* _What the task requires_
Would you print each of the entries below precisely as given?

* _Provided data_
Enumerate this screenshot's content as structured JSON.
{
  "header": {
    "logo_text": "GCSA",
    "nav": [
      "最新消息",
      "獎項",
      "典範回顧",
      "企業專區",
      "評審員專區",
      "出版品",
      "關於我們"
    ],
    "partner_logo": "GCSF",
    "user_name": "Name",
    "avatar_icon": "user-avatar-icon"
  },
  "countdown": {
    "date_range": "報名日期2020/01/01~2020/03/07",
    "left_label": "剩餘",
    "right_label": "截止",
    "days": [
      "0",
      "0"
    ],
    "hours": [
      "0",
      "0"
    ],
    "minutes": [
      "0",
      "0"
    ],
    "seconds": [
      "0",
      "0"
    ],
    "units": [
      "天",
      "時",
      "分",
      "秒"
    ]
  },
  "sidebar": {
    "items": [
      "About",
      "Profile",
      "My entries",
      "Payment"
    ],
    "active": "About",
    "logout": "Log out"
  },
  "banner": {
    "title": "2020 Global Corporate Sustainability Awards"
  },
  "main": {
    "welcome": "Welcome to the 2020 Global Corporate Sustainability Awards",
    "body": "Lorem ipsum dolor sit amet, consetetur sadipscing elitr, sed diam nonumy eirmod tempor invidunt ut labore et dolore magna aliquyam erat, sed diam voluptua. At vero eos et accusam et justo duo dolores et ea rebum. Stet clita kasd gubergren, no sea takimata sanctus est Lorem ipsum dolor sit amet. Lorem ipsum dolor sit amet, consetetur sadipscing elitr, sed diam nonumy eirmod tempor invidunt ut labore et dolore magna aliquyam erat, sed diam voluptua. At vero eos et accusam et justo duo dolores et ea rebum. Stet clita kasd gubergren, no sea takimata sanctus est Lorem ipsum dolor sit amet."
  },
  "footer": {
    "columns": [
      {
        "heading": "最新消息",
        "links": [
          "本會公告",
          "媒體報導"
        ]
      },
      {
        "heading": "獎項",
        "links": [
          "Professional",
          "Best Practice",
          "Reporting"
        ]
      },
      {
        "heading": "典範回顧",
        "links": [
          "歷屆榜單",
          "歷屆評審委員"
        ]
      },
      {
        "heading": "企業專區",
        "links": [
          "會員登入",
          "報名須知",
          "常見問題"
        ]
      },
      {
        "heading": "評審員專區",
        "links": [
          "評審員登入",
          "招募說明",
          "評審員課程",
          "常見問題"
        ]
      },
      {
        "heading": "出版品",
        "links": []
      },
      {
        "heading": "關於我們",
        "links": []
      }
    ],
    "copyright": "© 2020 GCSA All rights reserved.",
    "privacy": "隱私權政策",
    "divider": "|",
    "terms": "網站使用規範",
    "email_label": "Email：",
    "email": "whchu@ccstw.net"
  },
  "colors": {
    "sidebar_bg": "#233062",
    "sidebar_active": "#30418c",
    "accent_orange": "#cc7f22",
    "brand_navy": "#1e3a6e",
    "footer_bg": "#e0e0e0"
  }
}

* _Response to the exercise_
Enumerate this screenshot's content as structured JSON.
{
  "header": {
    "logo_text": "GCSA",
    "nav": [
      "最新消息",
      "獎項",
      "典範回顧",
      "企業專區",
      "評審員專區",
      "出版品",
      "關於我們"
    ],
    "partner_logo": "GCSF",
    "user_name": "Name",
    "avatar_icon": "user-avatar-icon"
  },
  "countdown": {
    "date_range": "報名日期2020/01/01~2020/03/07",
    "left_label": "剩餘",
    "right_label": "截止",
    "days": [
      "0",
      "0"
    ],
    "hours": [
      "0",
      "0"
    ],
    "minutes": [
      "0",
      "0"
    ],
    "seconds": [
      "0",
      "0"
    ],
    "units": [
      "天",
      "時",
      "分",
      "秒"
    ]
  },
  "sidebar": {
    "items": [
      "About",
      "Profile",
      "My entries",
      "Payment"
    ],
    "active": "About",
    "logout": "Log out"
  },
  "banner": {
    "title": "2020 Global Corporate Sustainability Awards"
  },
  "main": {
    "welcome": "Welcome to the 2020 Global Corporate Sustainability Awards",
    "body": "Lorem ipsum dolor sit amet, consetetur sadipscing elitr, sed diam nonumy eirmod tempor invidunt ut labore et dolore magna aliquyam erat, sed diam voluptua. At vero eos et accusam et justo duo dolores et ea rebum. Stet clita kasd gubergren, no sea takimata sanctus est Lorem ipsum dolor sit amet. Lorem ipsum dolor sit amet, consetetur sadipscing elitr, sed diam nonumy eirmod tempor invidunt ut labore et dolore magna aliquyam erat, sed diam voluptua. At vero eos et accusam et justo duo dolores et ea rebum. Stet clita kasd gubergren, no sea takimata sanctus est Lorem ipsum dolor sit amet."
  },
  "footer": {
    "columns": [
      {
        "heading": "最新消息",
        "links": [
          "本會公告",
          "媒體報導"
        ]
      },
      {
        "heading": "獎項",
        "links": [
          "Professional",
          "Best Practice",
          "Reporting"
        ]
      },
      {
        "heading": "典範回顧",
        "links": [
          "歷屆榜單",
          "歷屆評審委員"
        ]
      },
      {
        "heading": "企業專區",
        "links": [
          "會員登入",
          "報名須知",
          "常見問題"
        ]
      },
      {
        "heading": "評審員專區",
        "links": [
          "評審員登入",
          "招募說明",
          "評審員課程",
          "常見問題"
        ]
      },
      {
        "heading": "出版品",
        "links": []
      },
      {
        "heading": "關於我們",
        "links": []
      }
    ],
    "copyright": "© 2020 GCSA All rights reserved.",
    "privacy": "隱私權政策",
    "divider": "|",
    "terms": "網站使用規範",
    "email_label": "Email：",
    "email": "whchu@ccstw.net"
  },
  "colors": {
    "sidebar_bg": "#233062",
    "sidebar_active": "#30418c",
    "accent_orange": "#cc7f22",
    "brand_navy": "#1e3a6e",
    "footer_bg": "#e0e0e0"
  }
}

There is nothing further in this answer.